## Task instructions
Where a line of the data below has the string "Contrabass", copy that line.

= = =

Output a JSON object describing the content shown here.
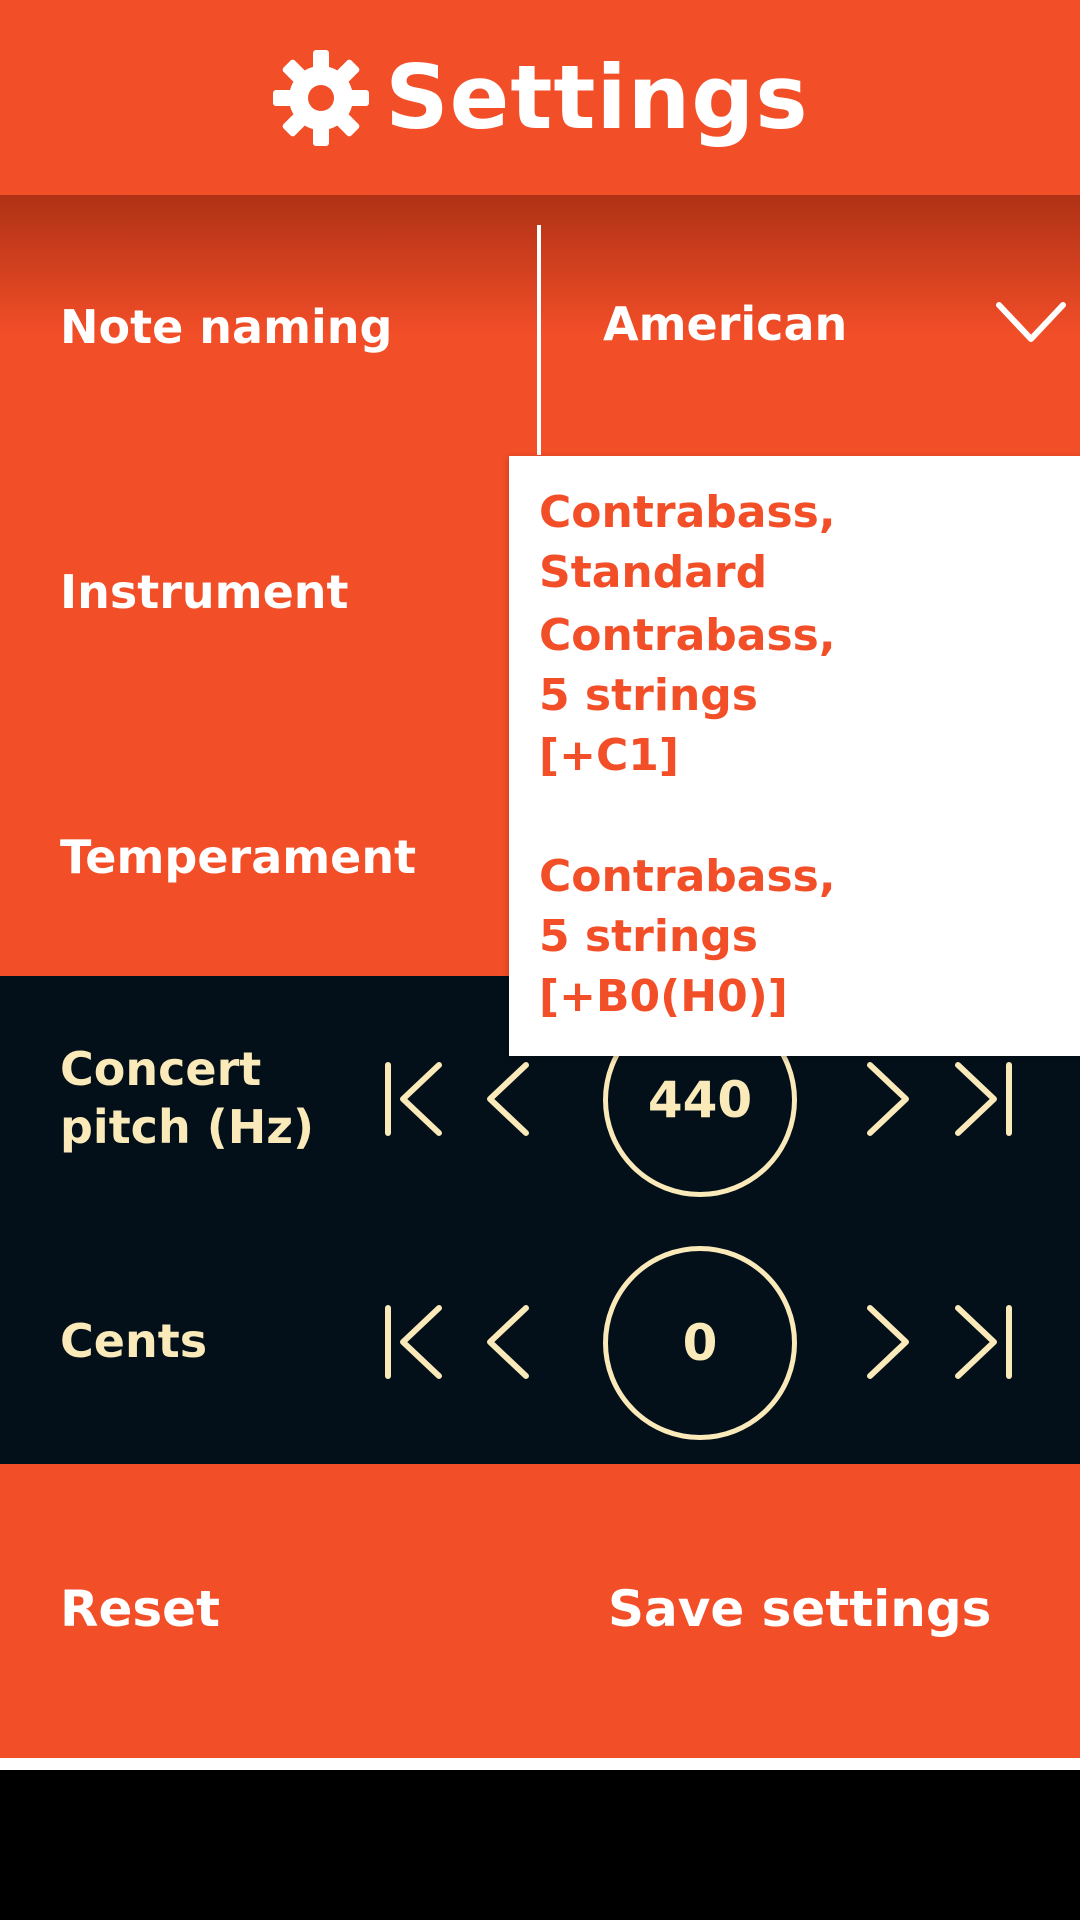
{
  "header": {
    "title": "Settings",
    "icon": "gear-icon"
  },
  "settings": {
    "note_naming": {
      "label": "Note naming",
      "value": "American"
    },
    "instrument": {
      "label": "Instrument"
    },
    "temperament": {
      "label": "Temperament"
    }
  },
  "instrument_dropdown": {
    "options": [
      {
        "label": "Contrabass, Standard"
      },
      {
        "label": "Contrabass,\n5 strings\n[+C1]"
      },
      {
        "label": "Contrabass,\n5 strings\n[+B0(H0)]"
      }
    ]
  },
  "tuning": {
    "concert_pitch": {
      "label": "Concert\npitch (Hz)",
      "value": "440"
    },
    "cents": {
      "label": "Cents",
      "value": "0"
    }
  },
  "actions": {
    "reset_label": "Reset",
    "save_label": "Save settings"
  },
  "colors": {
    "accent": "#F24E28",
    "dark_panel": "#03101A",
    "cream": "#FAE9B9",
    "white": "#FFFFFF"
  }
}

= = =

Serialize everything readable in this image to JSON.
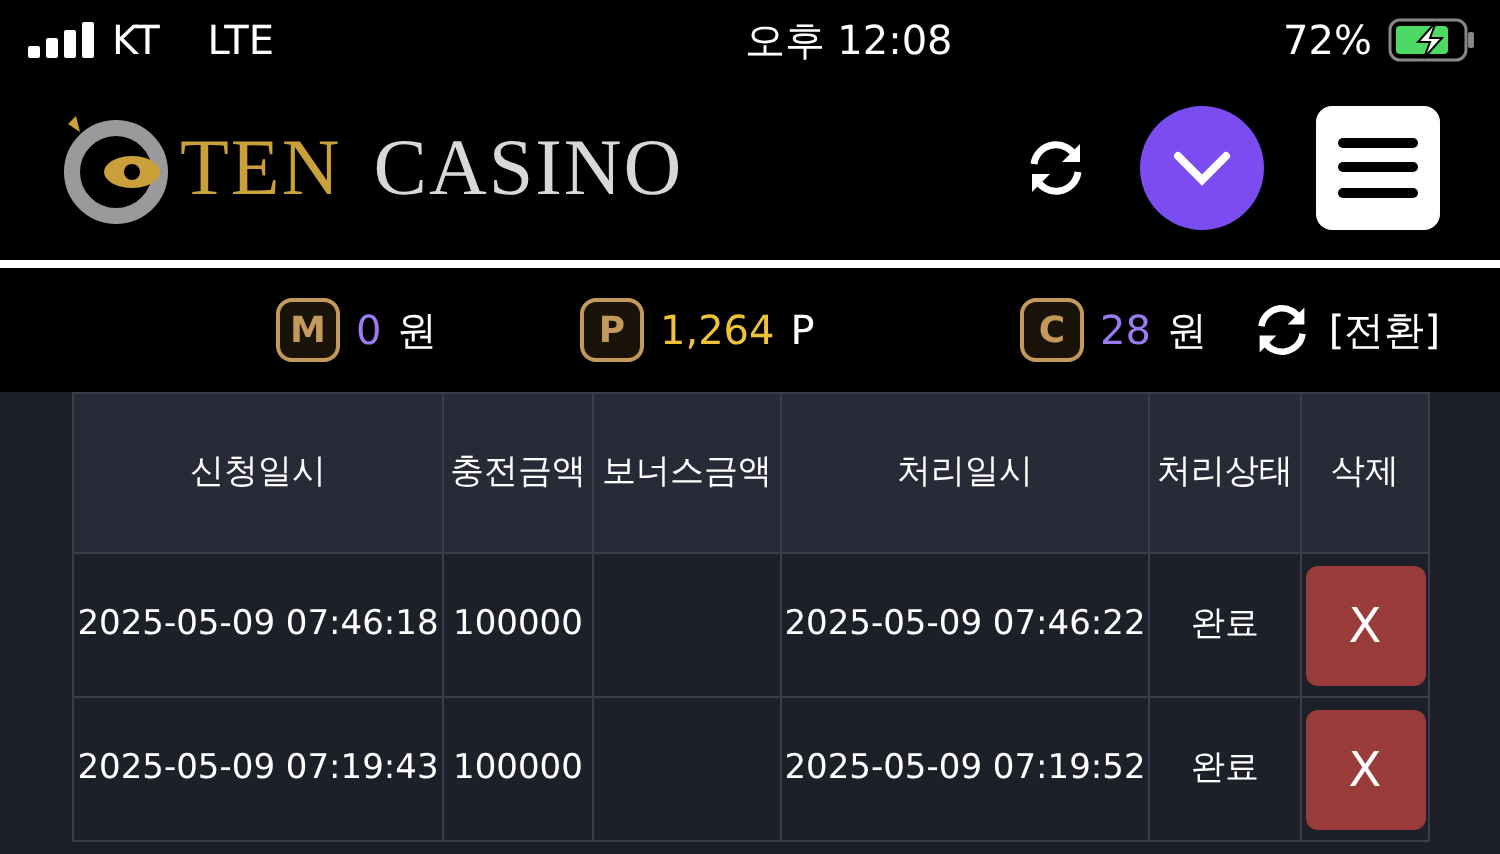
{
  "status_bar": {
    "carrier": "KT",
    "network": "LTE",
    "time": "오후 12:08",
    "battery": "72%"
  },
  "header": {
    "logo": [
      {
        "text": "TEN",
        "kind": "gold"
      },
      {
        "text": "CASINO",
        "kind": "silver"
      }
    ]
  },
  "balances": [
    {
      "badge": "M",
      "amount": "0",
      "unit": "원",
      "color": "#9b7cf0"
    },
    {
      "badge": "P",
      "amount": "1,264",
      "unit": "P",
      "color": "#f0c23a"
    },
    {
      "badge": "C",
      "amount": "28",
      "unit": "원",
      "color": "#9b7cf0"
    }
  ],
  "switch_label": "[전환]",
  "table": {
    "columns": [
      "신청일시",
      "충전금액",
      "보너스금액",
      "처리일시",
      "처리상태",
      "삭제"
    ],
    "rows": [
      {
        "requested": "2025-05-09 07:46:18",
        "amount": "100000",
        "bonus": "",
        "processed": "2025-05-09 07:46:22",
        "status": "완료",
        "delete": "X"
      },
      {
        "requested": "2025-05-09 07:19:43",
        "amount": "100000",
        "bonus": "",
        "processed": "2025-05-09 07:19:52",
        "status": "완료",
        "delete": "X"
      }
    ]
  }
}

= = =

## Solution
        "label": "Contrabass, Standard"
        "label": "Contrabass,\n5 strings\n[+C1]"
        "label": "Contrabass,\n5 strings\n[+B0(H0)]"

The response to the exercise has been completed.